Like many, I was shocked last week when a painting “Girl With Balloon” by the British street artist Banksy sold for a record $1.4 million at Sotheby’s auction house only to instantly self-destruct. Like many, I’d never heard of the enigmatic artist before his stunt flashed across the world’s news feeds, showing a painting of a girl with a heart shaped balloon slipping through the bottom of its frame and being destroyed by a shredder as a wealthy, art-loving audience looked on.

I laughed. Then I contemplated what it means to live in a world that often values paint and paper more than people, the temporal more than the timeless. Would those same spectators have bid as high for the life of a Syrian refugee? Or an African orphan? Or an immigrant child trapped at the U.S. border? More importantly, would I have bid as high?

It doesn’t take a million-dollar art budget to bear the burden of answering the question. We, working-class ordinary people, answer it every day when we drive by the person standing in the median begging for bread only to fill our shopping carts with cheap, disposable goods that neither satisfy our needs nor recognize the needs of others.

We answer it when we spend our lives pursuing short-term financial rewards rather than pursuing long-overdue justice for those caught in the tempestuous wake of our lascivious lifestyles. “There’s an elephant in the room,” said a flier passed around at a 2006 Banksy exhibit in LA featuring a live, 8,000-pound painted elephant, “20 billion people live below the poverty line.”

According to Smithsonian magazine, animal rights activists were incensed about the paint on the elephant, which washed off. But are we equally incensed that nearly half of the world’s population lives in poverty (even if that number is closer to 3 billion)? That number includes an estimated 22,000 children who die each day simply because they are poor. Banksy’s iconic image of a love-shaped balloon slipping from a small child’s grasp reminds us to wonder where all the love has gone.

The church too must grapple with this question. “Love God. Love others,” was the priority list Jesus gave his followers (Mark 12:30-31). How well are we living it in a time when the economic disparity between those who have enough and those who don’t has never been greater? When there are more refugees (more than 60 million) than at any time since World War II? Where has our love gone?

“Look at this,” I called my two youngest children over to my computer screen last week as I explained Banksy’s prank and showed them a video of the crowd’s stunned reaction as the painting slipped from its frame only to emerge in shreds.

“Did he get any money?” my 8-year-old asked.

“Probably not,” I said. “But he got the attention of the whole world—the whole world.”

Would that our love and our lives would do the same.

Meadow Rue Merrill, author of the award-winning memoir, Redeeming Ruth, writes for children and adults from a little house in the big woods of midcoast Maine.
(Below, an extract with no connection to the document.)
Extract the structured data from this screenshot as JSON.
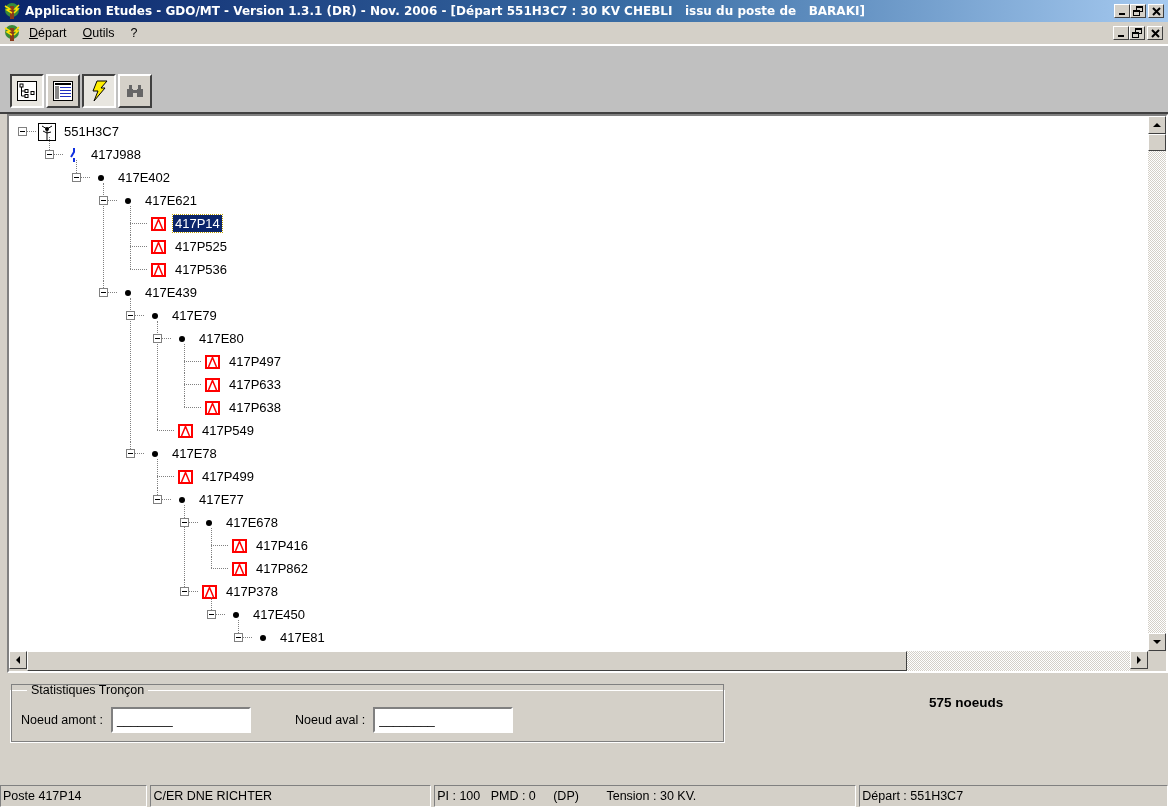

The Christmas Cradle, the first book in her Lantern Hill Farm picture-book series, is available now. Connect at